A Journey of Faith chronicles Pastor Serville Waterman’s unusual spiritual journey from childhood to adulthood.
Waterman briefly explores his childhood in Barbados. Born in 1945 to a prophetess and a father who often disappeared, he was the 11th of 13 children. Four siblings died at birth. He notes that during his childhood, he experienced “special visions, strange appearances and uncanny occurrences.”
After his father’s death, Serville suffered severe diarrhea.
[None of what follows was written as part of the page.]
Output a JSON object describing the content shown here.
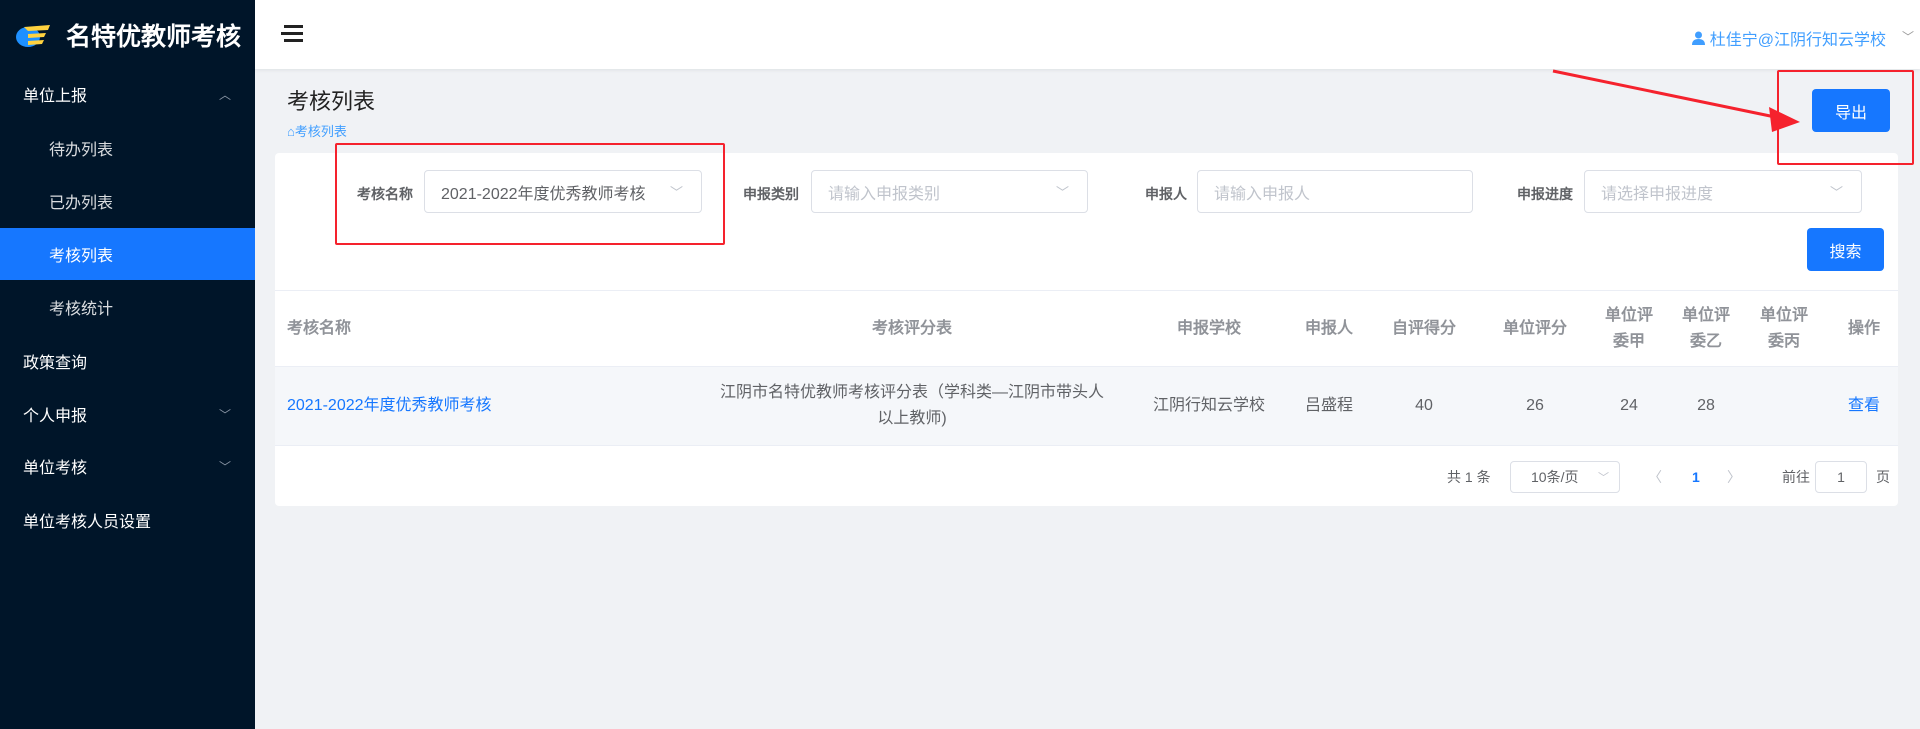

He recalls “pleading with God for help,” when “suddenly, I saw this beautiful middle-aged woman, with golden blonde hair…She laid her hands on my stomach and the pain left my stomach instantly.”
Later, his brother and sisters invited him to London, where he emigrated as a teen in 1960. Waterman took a series of jobs, which became his habit when people discovered his strange abilities and he was forced to find another job.
Serville’s spiritual encounters pepper the book. For instance, one day when staring at the wall, he writes that two men dressed in military uniform suddenly emerged from the wall. “My instincts told me that one of the men was me.” When the author hears a voice saying “I am going to give you a house,” he soon buys a house, despite having only $25 to $30 per week to spend on it.
Such stories can be hard to believe, and the author’s writing style tends to undermine his authority. Waterman jumps from one bizarre event to the next. It’s hard to pinpoint the timeline, and he often fails to give enough context to fully understand the story. For example, recollecting surgery for cancer of the rectum and anus, he notes that when he went to see a doctor involved in his surgery, the doctor somehow didn’t know that “my rectum and anus had been removed.”
A Journey to Faith might appeal to those passionate about supernatural stories. But others will struggle to connect with this memoir.
Also available in hardcover.